With the aging of our populations there are increasing numbers of older adults with memory complaints and possible dementia. Identifying older adults who have dementia is important in order to help with planning their care needs and starting dementia specific treatments. In order to diagnose dementia, healthcare professionals or other service providers rely on tests of memory and other areas of cognition in combination with additional investigations. Brief memory tests, such as the Mini-Cog, may be useful as screening tests to help identify those individuals that might benefit from further evaluation in order to determine if dementia is present. The Mini-Cog is a brief cognitive test that involves an assessment of an older person's ability to recall three words and draw a clock.

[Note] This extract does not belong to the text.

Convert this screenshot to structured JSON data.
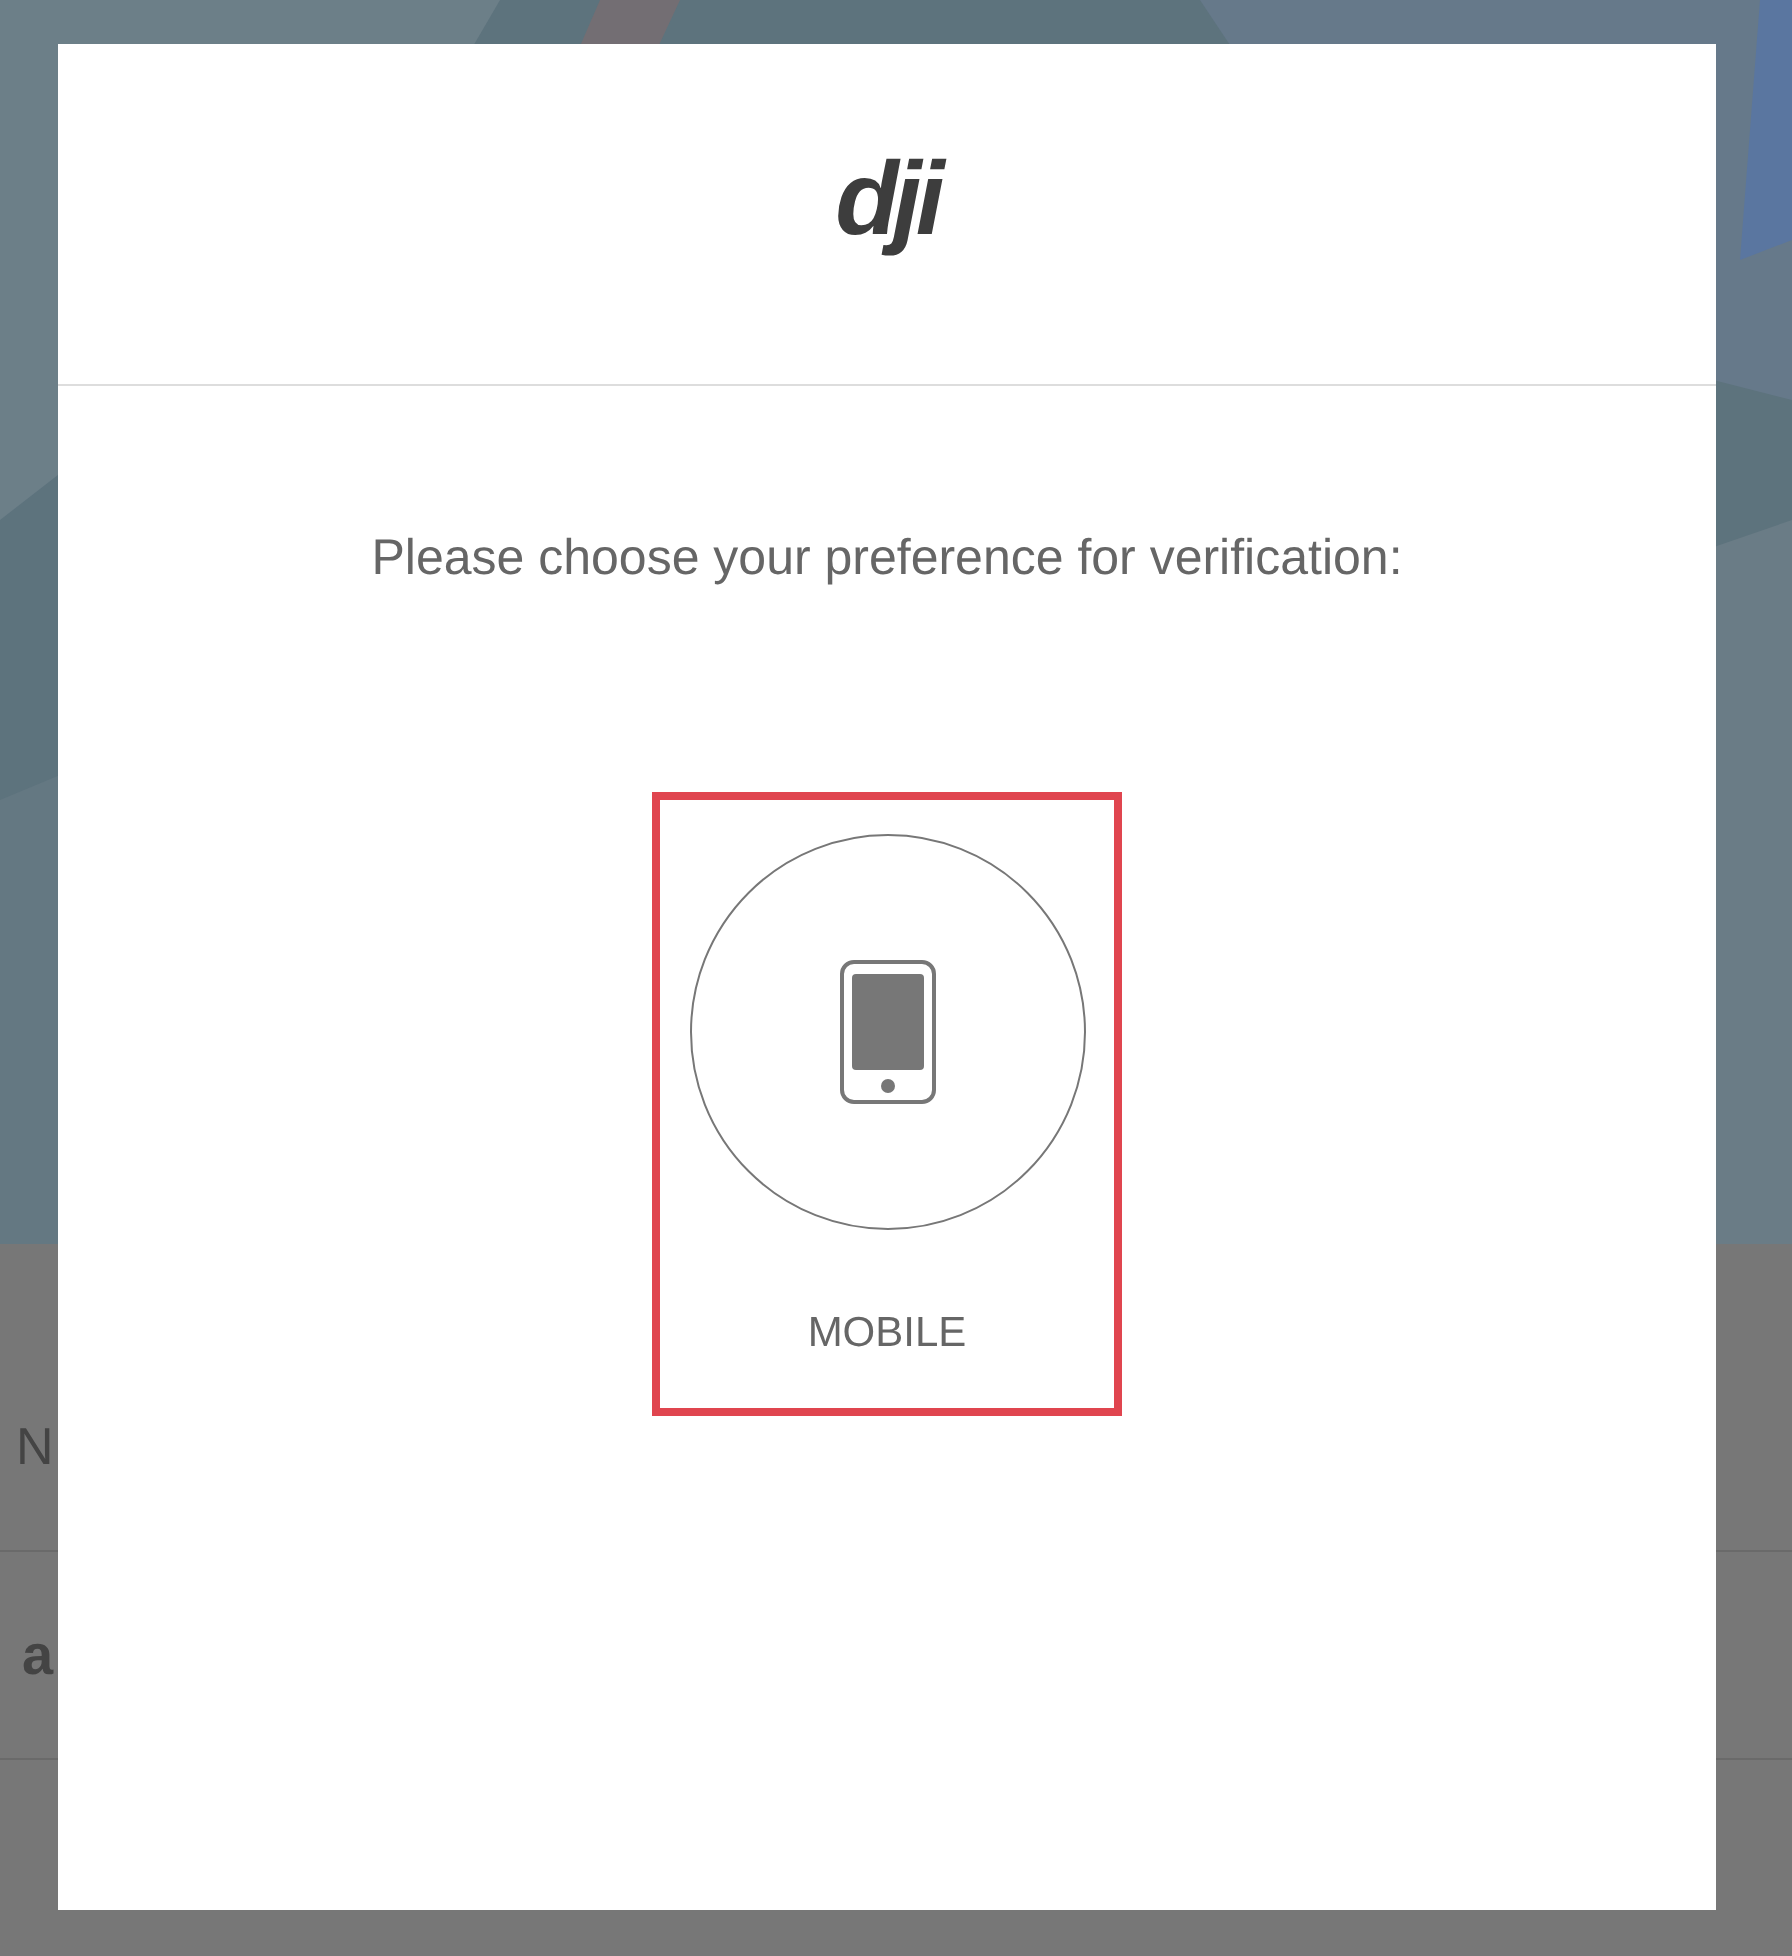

In this review, we searched medical literature databases to identify studies which evaluated how well the Mini-Cog is able to distinguish between individuals who have dementia and those who do not have dementia when compared to in-depth evaluation by dementia specialists. Our review focussed on those studies that were conducted in community based settings. We identified three unique randomised controlled studies that evaluated the Mini-Cog. In these studies the accuracy of the Mini-Cog varied and importantly there were some potential limitations within the studies which may have led to an overestimation of the accuracy of the Mini-Cog. Based on the information that we obtained from our review, we felt that further research into the accuracy of the Mini-Cog was required before it could be recommended for routine use for identifying dementia in community settings.

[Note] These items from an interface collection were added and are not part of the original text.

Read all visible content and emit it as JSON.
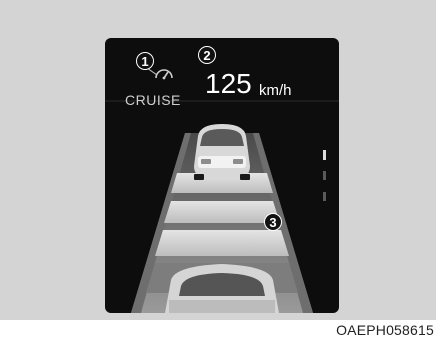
{
  "cluster": {
    "cruise_label": "CRUISE",
    "speed_value": "125",
    "speed_unit": "km/h"
  },
  "callouts": [
    "1",
    "2",
    "3"
  ],
  "image_code": "OAEPH058615",
  "icons": {
    "cruise": "speedometer-icon",
    "vehicle_ahead": "car-rear-icon",
    "own_vehicle": "car-icon"
  },
  "colors": {
    "background": "#d4d4d4",
    "display": "#0d0d0d",
    "text": "#ffffff",
    "road_gray": "#8a8a8a"
  }
}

There are currently few studies assessing the diagnostic test accuracy of the Mini-Cog in community settings. The limited number of studies and the methodological limitations that are present in the current studies make it difficult to provide recommendations for or against the use of the Mini-Cog as a cognitive screening test in community settings. Additional well-designed studies comparing the Mini-Cog to other brief cognitive screening tests are required in order to determine the accuracy and utility of the Mini-Cog in community based settings.
Alzheimer's disease and related forms of dementia are becoming increasingly prevalent with the aging of many populations. The diagnosis of Alzheimer's disease relies on tests to evaluate cognition and discriminate between individuals with dementia and those without dementia. The Mini-Cog is a brief, cognitive screening test that is frequently used to evaluate cognition in older adults in various settings.

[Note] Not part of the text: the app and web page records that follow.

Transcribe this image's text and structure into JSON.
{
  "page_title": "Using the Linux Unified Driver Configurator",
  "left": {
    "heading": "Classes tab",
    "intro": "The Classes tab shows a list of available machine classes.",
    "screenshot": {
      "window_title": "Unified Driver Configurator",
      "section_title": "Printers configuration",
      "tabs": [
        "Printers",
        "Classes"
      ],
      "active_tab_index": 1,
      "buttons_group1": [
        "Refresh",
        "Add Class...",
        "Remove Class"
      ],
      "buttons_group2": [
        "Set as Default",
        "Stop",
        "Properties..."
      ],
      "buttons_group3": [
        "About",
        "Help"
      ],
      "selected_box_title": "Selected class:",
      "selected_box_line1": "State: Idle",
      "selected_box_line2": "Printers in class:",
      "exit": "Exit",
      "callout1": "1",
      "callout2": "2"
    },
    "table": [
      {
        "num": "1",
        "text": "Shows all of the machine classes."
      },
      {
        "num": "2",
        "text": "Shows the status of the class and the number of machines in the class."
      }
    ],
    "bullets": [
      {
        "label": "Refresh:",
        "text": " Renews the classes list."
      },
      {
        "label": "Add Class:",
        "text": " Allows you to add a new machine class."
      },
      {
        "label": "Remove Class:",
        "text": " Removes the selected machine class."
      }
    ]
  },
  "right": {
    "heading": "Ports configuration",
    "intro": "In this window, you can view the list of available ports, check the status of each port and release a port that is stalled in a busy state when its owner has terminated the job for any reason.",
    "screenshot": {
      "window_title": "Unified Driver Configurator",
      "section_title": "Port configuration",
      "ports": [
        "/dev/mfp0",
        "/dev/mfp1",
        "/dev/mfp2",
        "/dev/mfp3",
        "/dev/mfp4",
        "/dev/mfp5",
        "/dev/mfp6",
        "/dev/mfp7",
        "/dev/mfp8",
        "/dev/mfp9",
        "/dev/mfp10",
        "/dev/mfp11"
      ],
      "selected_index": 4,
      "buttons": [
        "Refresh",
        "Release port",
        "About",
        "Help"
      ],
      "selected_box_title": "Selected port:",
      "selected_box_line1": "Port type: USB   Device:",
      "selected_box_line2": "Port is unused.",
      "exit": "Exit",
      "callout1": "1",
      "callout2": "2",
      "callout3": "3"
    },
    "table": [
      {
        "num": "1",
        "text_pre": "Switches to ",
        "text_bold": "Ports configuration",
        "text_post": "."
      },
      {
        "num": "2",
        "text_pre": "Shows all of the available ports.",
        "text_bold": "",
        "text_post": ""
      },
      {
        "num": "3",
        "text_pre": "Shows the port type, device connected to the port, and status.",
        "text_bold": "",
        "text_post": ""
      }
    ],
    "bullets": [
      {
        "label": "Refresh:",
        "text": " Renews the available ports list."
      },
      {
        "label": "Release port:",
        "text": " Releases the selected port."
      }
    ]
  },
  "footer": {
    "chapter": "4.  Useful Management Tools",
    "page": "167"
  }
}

The primary objective of this review was to determine the diagnostic accuracy of the Mini-Cog for detecting Alzheimer's disease dementia and related dementias in a community setting.
Secondary objectives included investigations of the heterogeneity of test accuracy in the included studies and potential sources of heterogeneity. These potential sources of heterogeneity included the baseline prevalence of dementia in study samples, thresholds used to determine positive test results, the type of dementia (Alzheimer's disease dementia or all causes of dementia), and aspects of study design related to study quality. Overall, the goals of this review were to determine if the Mini-Cog is a cognitive screening test that could be recommended to screen for cognitive impairment in community settings.
We searched MEDLINE (OvidSP), EMBASE (OvidSP), PsycINFO (Ovid SP), Science Citation Index (Web of Science), BIOSIS previews (Web of Science), LILACS (BIREME), and the Cochrane Dementia Group's developing register of diagnostic test accuracy studies to March 2013. We used citation tracking (using the database’s ‘related articles’ feature, where available) as an additional search method and contacted authors of eligible studies for unpublished data.
We included all cross-sectional studies that utilized the Mini-Cog as an index test for the diagnosis of dementia when compared to a reference standard diagnosis of dementia using standardized dementia diagnostic criteria. For the current review we only included studies that were conducted on samples from community settings, and excluded studies that were conducted in primary care or secondary care settings. We considered studies to be conducted in a community setting where participants were sampled from the general population.
Information from studies meeting the inclusion criteria were extracted including information on the characteristics of participants in the studies. The quality of the studies was assessed using the QUADAS-2 criteria and summarized using risk of bias applicability and summary graphs. We extracted information on the diagnostic test accuracy of studies including the sensitivity, specificity, and 95% confidence intervals of these measures and summarized the findings using forest plots. Study specific sensitivities and specificities were also plotted in receiver operating curve space.
Three studies met the inclusion criteria, with a total of 1620 participants. The sensitivities of the Mini-Cog in the individual studies were reported as 0.99, 0.76 and 0.99. The specificity of the Mini-Cog varied in the individual studies and was 0.93, 0.89 and 0.83. There was clinical and methodological heterogeneity between the studies which precluded a pooled meta-analysis of the results. Methodological limitations were present in all the studies introducing potential sources of bias, specifically with respect to the methods for participant selection.